_Work to complete_
Write back every line of the listing exactly, excluding images.

_Source data_
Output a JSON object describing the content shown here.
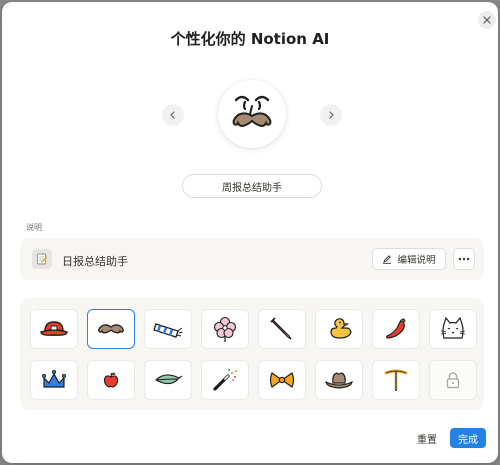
{
  "dialog": {
    "title": "个性化你的 Notion AI",
    "name_value": "周报总结助手",
    "description_label": "说明",
    "description_text": "日报总结助手",
    "edit_label": "编辑说明",
    "reset_label": "重置",
    "done_label": "完成"
  },
  "avatars": [
    {
      "name": "red-hat-icon"
    },
    {
      "name": "mustache-icon",
      "selected": true
    },
    {
      "name": "scarf-icon"
    },
    {
      "name": "flower-icon"
    },
    {
      "name": "pencil-icon"
    },
    {
      "name": "duck-icon"
    },
    {
      "name": "chili-pepper-icon"
    },
    {
      "name": "cat-icon"
    },
    {
      "name": "crown-icon"
    },
    {
      "name": "apple-icon"
    },
    {
      "name": "leaf-icon"
    },
    {
      "name": "magic-wand-icon"
    },
    {
      "name": "bow-tie-icon"
    },
    {
      "name": "cowboy-hat-icon"
    },
    {
      "name": "pickaxe-icon"
    },
    {
      "name": "lock-icon",
      "locked": true
    }
  ],
  "colors": {
    "accent": "#2383e2",
    "selected_border": "#2f80ed",
    "panel_bg": "#f7f6f3"
  }
}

_Written reply_
Output a JSON object describing the content shown here.
{
  "dialog": {
    "title": "个性化你的 Notion AI",
    "name_value": "周报总结助手",
    "description_label": "说明",
    "description_text": "日报总结助手",
    "edit_label": "编辑说明",
    "reset_label": "重置",
    "done_label": "完成"
  },
  "avatars": [
    {
      "name": "red-hat-icon"
    },
    {
      "name": "mustache-icon",
      "selected": true
    },
    {
      "name": "scarf-icon"
    },
    {
      "name": "flower-icon"
    },
    {
      "name": "pencil-icon"
    },
    {
      "name": "duck-icon"
    },
    {
      "name": "chili-pepper-icon"
    },
    {
      "name": "cat-icon"
    },
    {
      "name": "crown-icon"
    },
    {
      "name": "apple-icon"
    },
    {
      "name": "leaf-icon"
    },
    {
      "name": "magic-wand-icon"
    },
    {
      "name": "bow-tie-icon"
    },
    {
      "name": "cowboy-hat-icon"
    },
    {
      "name": "pickaxe-icon"
    },
    {
      "name": "lock-icon",
      "locked": true
    }
  ],
  "colors": {
    "accent": "#2383e2",
    "selected_border": "#2f80ed",
    "panel_bg": "#f7f6f3"
  }
}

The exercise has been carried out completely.